The more Max talked the more uneasy the kid became.
'In Germany they're big into it, the silence thing,' he was saying to the kid. 'Some of them are so into it they have their vocal chords surgically removed once they're ordained. I know what you're thinking - why would you do that? Why would a man - monk or not - do that to himself? Wouldn't they just take the vow and not speak? Well, I'll tell you why. They're so into the silence thing that it's not just about speaking - it's about any noise at all. Say you stub your toe, what's the first thing you do? You make a noise - a scream, ouch, something like that - and you can't control it. These monks don't want to spoil their vow of silence in any way at all. If they go to the dentist to have a tooth pulled, you think they're going to be able to sit there in silence if the fucker hits a nerve? No way...'
The kid was about 17. He had picked him up outside a drive-thru. He didn't debate whether or not he should, he simply saw him there holding a sign saying 'South' and pulled in out of instinct. He'd never picked up a hitchhiker before, couldn't remember the last time he'd seen one. He thought it was probably illegal, but that seemed irrelevant.
The story about the monks was a complete fabrication - at least he'd never heard of anything like that before - but he felt the urge to talk to the boy, to tell him strange things. He was getting excited. The boy seemed unsettled by it all, glancing uneasily at Max every so often with a confused look on his face. Max was well aware of his confusion and continued speaking.
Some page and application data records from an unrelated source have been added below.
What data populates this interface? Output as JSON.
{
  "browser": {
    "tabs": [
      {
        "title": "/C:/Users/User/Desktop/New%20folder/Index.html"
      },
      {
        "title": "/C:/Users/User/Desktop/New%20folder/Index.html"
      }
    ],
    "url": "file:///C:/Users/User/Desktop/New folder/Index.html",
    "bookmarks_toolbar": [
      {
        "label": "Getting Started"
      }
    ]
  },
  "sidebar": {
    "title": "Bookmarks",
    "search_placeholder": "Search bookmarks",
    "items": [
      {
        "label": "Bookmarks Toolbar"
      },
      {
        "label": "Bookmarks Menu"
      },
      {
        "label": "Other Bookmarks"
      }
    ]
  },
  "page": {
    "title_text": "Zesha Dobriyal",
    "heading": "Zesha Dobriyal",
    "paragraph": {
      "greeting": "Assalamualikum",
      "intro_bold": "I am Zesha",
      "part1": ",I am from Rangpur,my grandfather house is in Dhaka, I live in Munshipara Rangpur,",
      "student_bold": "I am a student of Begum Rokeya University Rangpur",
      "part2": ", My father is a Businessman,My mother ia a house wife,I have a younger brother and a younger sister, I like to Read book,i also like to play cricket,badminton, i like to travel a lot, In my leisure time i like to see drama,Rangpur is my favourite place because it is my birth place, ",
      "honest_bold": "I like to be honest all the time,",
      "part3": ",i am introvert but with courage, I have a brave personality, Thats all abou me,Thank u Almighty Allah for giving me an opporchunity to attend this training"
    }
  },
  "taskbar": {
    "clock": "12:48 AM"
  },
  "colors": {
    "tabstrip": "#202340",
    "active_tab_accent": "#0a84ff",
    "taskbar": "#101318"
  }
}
'And they won't take any medication, either,' he said, speaking frantically now, 'no anaesthetic for them, thanks very much, unless it's for some serious operation or something... So they have the vocal chords removed. It's the German ones that do that, they're serious fuckers over there - a librarian's dream... you want a quiet library? Go to Germany. Ha!'
Once he'd ceased his crazed giggling, Max asked the boy if he was running away.
'It's okay, kid. I don't care. Doesn't matter much now anyway, does it?' he said, turning to see if the boy understood what he what he meant. It seemed he did.
'Hey, Mister, you can drop me here... I think I'm gonna go back home,' said the boy, his voice trembling.
'Want to hear another story?' Max asked. The boy's eyes were wide now, anxious and searching.
'Storytime!' Max bellowed before the boy could answer.
'No... I... I think I'll just get out here, Mister - anywhere...please...'
'I thought you'd say that!' Max said. He looked at the boy. He saw The Fear. He was excited. He put his foot down, giggling wildly as the car sped up. The boy let out a sound Max hadn't heard before. Max smiled.
Chris Connolly writes from Dublin, Ireland. Allegedly he is not as dangerous as he reads. His first collection of short stories, 'Every Day I Atrophy' (the SideCartel) is available now. If you need to know more about Chris Connolly, he has an excellent and excellently informative website here chrisconnollywriter.com
about Chris Connolly »»
Outsideleft exists on a precarious no budget budget. We are interested in hearing from deep and deeper pocket types willing to underwrite our cultural vulture activity. We're not so interested in plastering your product all over our stories, but something more subtle and dignified for all parties concerned. Contact us and let's talk. [HELP OUTSIDELEFT]
If Outsideleft had arms they would always be wide open and welcoming to new writers and new ideas. If you've got something to say, something a small dank corner of the world needs to know about, a poem to publish, a book review, a short story, if you love music or the arts or anything else, write something about it and send it along. Of course we don't have anything as conformist as a budget here. But we'd love to see what you can do. Write for Outsideleft, do. [SUBMISSIONS FORM HERE]